A DUBLIN-WIDE garda operation aimed at burglars has brought more than 5,000 arrests but just a fifth of these resulted in convictions.
Operation Acer was launched in March 2012 to specifically target criminals involved in burglary and theft in the capital.
Figures published by the Minister for Justice Frances Fitzgerald show that the operation has led to 5,389 arrests and 2,746 charges for burglary were brought.
However the clampdown has led to just 1,087 convictions for burglary in the Dublin area as of February this year.
According to the Minister, Operation Acer is complimented by Operation Creeper which sees burglary suspects placed under surveillance. Both are linked to Operation Fiacla, the national campaign to stamp out burglaries.
The Department of Justice is currently carrying out “a broader and urgent review of the criminal justice system’s response to the problem of burglaries” according to the Minister.
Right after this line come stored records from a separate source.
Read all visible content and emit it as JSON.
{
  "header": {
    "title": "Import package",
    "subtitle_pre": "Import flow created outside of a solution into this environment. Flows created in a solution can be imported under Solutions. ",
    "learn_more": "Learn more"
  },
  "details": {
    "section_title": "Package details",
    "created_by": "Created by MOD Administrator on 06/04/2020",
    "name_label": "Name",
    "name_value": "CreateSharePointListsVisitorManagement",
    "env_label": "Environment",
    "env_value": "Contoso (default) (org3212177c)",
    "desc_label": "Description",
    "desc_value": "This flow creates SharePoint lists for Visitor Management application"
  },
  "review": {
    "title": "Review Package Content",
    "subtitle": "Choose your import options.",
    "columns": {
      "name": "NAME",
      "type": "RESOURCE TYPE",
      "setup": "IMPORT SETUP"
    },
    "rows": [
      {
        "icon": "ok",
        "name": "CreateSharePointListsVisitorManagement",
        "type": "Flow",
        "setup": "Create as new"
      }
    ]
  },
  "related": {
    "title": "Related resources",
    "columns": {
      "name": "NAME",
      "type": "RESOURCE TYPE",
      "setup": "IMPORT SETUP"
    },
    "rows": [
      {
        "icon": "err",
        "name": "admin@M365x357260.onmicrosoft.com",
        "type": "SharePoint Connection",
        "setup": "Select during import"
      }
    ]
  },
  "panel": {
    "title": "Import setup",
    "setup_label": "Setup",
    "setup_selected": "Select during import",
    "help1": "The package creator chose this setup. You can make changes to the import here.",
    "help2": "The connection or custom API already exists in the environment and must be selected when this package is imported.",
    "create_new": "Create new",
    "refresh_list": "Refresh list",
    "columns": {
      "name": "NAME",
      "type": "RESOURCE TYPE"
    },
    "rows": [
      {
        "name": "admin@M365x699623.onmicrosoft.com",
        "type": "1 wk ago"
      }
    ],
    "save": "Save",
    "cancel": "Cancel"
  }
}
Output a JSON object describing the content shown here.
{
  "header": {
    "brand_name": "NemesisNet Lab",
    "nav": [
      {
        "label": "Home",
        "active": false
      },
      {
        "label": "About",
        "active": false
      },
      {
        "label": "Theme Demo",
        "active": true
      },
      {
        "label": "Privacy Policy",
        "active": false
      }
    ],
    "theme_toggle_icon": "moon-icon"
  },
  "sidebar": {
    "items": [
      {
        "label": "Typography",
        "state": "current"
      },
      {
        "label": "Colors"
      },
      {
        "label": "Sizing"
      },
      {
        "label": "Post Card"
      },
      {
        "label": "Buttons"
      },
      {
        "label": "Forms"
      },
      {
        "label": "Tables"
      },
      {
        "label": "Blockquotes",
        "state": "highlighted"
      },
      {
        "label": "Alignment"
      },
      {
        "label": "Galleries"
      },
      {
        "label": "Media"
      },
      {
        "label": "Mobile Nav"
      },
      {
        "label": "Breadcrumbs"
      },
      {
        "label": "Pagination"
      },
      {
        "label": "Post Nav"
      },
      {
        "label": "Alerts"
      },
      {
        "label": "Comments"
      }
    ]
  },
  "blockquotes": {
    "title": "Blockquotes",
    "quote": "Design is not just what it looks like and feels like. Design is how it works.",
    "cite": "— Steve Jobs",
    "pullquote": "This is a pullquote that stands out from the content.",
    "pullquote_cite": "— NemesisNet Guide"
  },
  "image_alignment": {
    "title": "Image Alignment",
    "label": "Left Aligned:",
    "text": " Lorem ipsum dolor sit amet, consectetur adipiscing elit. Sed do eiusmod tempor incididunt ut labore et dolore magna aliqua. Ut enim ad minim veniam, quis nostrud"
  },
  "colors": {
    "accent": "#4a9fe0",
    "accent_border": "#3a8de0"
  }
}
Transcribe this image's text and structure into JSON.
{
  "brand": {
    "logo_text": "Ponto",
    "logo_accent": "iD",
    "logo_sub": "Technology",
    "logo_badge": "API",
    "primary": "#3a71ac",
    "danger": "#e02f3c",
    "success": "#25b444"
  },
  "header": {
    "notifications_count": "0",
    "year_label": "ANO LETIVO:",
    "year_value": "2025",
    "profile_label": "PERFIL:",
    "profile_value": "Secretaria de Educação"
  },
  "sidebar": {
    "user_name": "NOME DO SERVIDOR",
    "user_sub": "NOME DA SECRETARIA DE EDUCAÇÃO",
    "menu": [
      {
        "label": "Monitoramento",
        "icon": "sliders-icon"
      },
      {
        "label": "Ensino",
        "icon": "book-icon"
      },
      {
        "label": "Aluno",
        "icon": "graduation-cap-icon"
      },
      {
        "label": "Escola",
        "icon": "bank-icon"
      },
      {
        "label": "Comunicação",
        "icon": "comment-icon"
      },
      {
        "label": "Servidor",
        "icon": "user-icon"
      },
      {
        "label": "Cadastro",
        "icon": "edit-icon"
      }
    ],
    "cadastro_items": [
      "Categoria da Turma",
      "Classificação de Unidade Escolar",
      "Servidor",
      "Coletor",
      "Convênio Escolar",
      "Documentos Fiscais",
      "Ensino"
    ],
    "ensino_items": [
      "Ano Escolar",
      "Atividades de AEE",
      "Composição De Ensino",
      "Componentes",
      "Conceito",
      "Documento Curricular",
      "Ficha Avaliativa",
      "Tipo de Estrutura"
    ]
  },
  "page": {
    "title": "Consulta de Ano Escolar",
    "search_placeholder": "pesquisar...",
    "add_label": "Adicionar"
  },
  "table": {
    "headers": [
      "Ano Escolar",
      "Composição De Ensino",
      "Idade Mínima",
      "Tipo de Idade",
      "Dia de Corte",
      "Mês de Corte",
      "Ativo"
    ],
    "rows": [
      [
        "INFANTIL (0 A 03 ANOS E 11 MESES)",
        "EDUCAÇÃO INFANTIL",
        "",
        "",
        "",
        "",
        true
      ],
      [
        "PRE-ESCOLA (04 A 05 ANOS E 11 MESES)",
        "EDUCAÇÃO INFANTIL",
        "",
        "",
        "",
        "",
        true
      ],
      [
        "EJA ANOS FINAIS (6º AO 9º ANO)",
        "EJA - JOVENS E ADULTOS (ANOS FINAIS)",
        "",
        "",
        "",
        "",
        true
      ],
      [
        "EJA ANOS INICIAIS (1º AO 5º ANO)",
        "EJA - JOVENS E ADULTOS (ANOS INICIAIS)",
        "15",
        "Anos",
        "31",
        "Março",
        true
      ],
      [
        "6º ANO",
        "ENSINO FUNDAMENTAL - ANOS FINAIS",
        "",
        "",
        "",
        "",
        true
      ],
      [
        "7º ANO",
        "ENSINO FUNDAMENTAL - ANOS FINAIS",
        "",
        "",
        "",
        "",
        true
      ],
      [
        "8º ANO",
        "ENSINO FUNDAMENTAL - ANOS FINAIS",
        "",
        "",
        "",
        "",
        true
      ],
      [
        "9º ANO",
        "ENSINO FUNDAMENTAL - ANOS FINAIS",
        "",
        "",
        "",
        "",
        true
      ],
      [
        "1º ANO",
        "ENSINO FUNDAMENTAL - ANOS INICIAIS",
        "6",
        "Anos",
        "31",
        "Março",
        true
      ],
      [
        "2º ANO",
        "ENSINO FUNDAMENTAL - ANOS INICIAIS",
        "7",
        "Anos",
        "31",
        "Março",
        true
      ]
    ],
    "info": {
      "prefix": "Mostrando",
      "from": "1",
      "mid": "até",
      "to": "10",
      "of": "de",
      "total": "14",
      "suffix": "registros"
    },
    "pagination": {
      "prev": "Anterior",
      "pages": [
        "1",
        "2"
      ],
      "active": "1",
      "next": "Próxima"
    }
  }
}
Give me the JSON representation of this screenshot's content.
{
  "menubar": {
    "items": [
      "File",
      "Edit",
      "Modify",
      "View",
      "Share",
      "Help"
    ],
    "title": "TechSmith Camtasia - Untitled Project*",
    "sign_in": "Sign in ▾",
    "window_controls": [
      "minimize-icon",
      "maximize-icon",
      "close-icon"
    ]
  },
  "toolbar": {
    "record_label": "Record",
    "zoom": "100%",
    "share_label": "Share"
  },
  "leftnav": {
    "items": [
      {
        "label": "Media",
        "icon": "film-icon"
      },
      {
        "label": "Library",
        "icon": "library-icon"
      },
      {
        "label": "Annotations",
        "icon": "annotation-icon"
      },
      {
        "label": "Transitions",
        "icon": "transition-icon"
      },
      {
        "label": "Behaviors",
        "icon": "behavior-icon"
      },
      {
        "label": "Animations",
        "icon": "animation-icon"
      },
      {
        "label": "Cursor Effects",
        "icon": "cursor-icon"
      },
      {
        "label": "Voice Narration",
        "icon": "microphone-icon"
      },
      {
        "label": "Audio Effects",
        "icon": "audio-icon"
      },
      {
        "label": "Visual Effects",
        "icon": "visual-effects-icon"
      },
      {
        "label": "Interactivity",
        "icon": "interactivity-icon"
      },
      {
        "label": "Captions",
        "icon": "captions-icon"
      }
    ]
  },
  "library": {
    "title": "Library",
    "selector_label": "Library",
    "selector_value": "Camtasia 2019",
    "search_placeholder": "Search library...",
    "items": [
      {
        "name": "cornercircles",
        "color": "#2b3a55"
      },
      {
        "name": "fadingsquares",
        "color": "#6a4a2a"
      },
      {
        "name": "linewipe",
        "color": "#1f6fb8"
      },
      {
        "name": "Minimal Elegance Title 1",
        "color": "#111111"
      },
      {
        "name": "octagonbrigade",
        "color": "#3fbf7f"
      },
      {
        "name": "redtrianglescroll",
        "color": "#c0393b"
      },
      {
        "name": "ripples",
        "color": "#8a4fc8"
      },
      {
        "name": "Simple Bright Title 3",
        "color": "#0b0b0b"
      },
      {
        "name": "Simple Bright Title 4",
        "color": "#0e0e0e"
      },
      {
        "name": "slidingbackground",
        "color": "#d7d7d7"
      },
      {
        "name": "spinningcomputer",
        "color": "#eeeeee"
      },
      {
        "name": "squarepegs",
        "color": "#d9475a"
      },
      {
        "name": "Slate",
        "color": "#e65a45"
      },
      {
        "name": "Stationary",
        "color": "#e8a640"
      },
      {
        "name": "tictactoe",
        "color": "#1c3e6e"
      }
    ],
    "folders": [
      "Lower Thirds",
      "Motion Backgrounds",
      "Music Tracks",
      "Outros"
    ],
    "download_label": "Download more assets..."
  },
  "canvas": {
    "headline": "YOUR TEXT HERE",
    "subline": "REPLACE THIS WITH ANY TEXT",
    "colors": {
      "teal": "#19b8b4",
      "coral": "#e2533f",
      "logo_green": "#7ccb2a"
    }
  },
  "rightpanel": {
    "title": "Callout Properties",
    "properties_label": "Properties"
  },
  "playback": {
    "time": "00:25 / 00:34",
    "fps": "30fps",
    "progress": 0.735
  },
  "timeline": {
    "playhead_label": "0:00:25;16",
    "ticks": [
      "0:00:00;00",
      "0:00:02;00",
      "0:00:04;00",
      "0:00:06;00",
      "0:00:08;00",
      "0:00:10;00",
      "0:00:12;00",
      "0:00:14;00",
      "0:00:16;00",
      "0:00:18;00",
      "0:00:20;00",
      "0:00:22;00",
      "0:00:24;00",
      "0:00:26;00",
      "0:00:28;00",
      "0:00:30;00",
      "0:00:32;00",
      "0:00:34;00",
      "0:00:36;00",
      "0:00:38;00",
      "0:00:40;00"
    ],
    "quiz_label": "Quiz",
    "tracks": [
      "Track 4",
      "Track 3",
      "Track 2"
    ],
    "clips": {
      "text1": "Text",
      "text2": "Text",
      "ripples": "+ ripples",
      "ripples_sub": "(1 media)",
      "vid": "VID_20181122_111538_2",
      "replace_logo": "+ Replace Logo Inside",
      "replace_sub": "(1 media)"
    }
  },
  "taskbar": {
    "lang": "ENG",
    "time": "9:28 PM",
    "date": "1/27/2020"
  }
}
Funding is also being made available for “specialised vehicles” to support gardai responding to crimes being committed by highly mobile gangs.
According to gardai, operations such as Acer “use advanced analytical and intelligence methods to disrupt criminals and dismantle their networks”, are part of a new type of operation being rolled out in recent years.
The information about the garda operation was provided in response to a parliamentary question concerning the shorter opening hours in Terenure Garda station.
In the vicinity of the south Dublin station burglaries had spiked by 24pc compared to last year.
There are 90 gardai attached to the station which is open to the public between 7am and 9pm. Out of hours calls are directed to the nearby Rathmines station.